From a brilliant perspective, Mr. Lash unravels historical textural evidence exposing the cover-up, conspiracy and agenda behind the betrayal of humanities‚?? spiritual heritage. Principals, he informs, deviated by a political system in the guise of religion. A religion modeled primarily from patriarchal domination; ignited by delusional beliefs, intimidation and the power of suffering ; leaving in its wake a horrific legacy of conquest and conversion by violent force, suppression and hypocrisy. ‚??Salvation history mirrors the hidden workings of our most narcissistic, self-destructive impulses.‚?Ě
His exposition cites evidence describing the source and motivation behind the tragic eradication of the Mystery Schools by these forces.
2000 years later, this ‚??world-wrenching tragedy meets a fateful moment.‚?Ě In 1947, the Dead Sea Scrolls were discovered, providing what Mr. Lash refers to as ‚??the ideological infrastructure of Christian religion.‚?Ě In 1945 in the desert mountains, an Arab peasant found 13 volumes which were destined to become the Nag Hammadi Library.

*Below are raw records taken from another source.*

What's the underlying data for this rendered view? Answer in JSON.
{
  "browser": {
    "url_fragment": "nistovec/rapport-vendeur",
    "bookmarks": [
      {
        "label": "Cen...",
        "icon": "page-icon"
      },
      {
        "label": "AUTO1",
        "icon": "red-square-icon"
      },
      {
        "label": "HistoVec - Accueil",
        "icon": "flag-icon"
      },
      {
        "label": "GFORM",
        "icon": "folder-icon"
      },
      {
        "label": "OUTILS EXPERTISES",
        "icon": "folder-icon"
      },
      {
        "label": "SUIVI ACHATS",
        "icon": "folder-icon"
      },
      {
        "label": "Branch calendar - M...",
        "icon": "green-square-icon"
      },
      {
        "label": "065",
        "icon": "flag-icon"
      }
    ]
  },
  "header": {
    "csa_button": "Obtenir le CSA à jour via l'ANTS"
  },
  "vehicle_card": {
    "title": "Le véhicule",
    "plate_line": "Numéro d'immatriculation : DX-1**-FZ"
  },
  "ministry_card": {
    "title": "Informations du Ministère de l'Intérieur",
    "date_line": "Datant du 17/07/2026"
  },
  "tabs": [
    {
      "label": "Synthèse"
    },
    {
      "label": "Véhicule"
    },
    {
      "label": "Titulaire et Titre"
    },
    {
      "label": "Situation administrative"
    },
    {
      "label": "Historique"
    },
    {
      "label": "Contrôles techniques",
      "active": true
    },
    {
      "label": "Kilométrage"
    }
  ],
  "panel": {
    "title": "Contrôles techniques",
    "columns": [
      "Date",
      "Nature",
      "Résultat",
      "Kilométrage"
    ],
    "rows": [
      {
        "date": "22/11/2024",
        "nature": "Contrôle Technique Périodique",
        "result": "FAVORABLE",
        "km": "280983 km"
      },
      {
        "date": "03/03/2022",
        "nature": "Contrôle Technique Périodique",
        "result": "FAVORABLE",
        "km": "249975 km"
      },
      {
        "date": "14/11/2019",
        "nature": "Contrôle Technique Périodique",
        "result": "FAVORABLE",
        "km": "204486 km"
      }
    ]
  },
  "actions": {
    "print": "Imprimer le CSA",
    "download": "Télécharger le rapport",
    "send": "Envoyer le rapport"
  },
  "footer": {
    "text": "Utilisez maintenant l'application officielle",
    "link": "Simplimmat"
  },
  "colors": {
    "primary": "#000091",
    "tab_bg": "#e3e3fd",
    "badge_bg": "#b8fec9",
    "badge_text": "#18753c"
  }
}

This choice cache was published in English in 1978 and reveals the other side of the story‚?¶rare writings including the Sophia Mythos and Pagan and Gnostic cosmology.
Quoting from the book, ‚??The message of the Gnostic revealers is theological semtex.‚?Ě(explosive)
While evoking the ambience of the Mystery sanctuaries, he quotes Walter Buckert, ‚??Mysteries were initiation rituals of a voluntary, personal and secret character that aimed at a change of mind through experience of the Sacred.‚?Ě ‚??These schools were the universities of antiquity and their teachings were dedicated to the continuing consecration of the Earth as the Great Goddess ‚?? Sophia, whose unique wisdom is the living intelligence of the planet.‚?Ě The Gnostic documents describes the lost creation myth of Sophia and how she became the body of our earth Gaia; about the Aeon Christos; about the Mesotes, the supportive intermediary to our self-guiding and self-correction and about instruction given by the Light. The Mystery centers taught the arts of civilization, social organization, ecological ethics, language and writing skills.
The Gnostics spoke of the Anthropos, the genetic template of authentic humanity, ‚??As a learning animal‚?¶free to err, correct and learn from our mistakes. Failing to own and evolve the intelligence innate to the species, we risk being deviated by another kind of mind, an artificial intelligence through which we become unreal to ourselves.‚?Ě
He continues, ‚??The Gnostics warned, the male-god fixation belies the preference for simulation over reality that is the primary risk of deviation for our species. We incur this risk through being exceptionally endowed with modeling and abstracting faculties. Preference for replication will come to the fore in human cerebral activity, taking on a life of its own, if not detected and kept within limits. Exposing and overcoming co-optive re-plication may be the spiritual challenge that decides the fate of Humankind.‚?Ě(The origin of replication means to ‚??hold back‚??)
Within the last 30 years or so, ‚??Western society has acquired a new spiritual dimension centered on the image of Gaia. The Gaia Hypothesis and deep ecology appeared in the world almost simultaneously.‚?Ě Mr. Lash cites other converging links and feels hopeful that Gnosis will find its place within these movements, illuminating and deepening recognition of the intensive dimension of nature. He quotes Jeremy Narby, ‚??How could nature not be conscious, if our own consciousness is produced by nature.‚?Ě
Gaia-Sophia relies and waits for our awareness and communication of this reciprocal perception in our senses and telepathic resonance in our memory and thinking. So we might come to learn and understand Gaia‚??s transhuman purposes and our contribution to Her correction.
‚??Loving Gaia is the highest calling of humanity.‚?Ě
John Lash‚??s generosity of spirit is his gift of freedom. Not in His Image is a wise story that engages a force that can heal.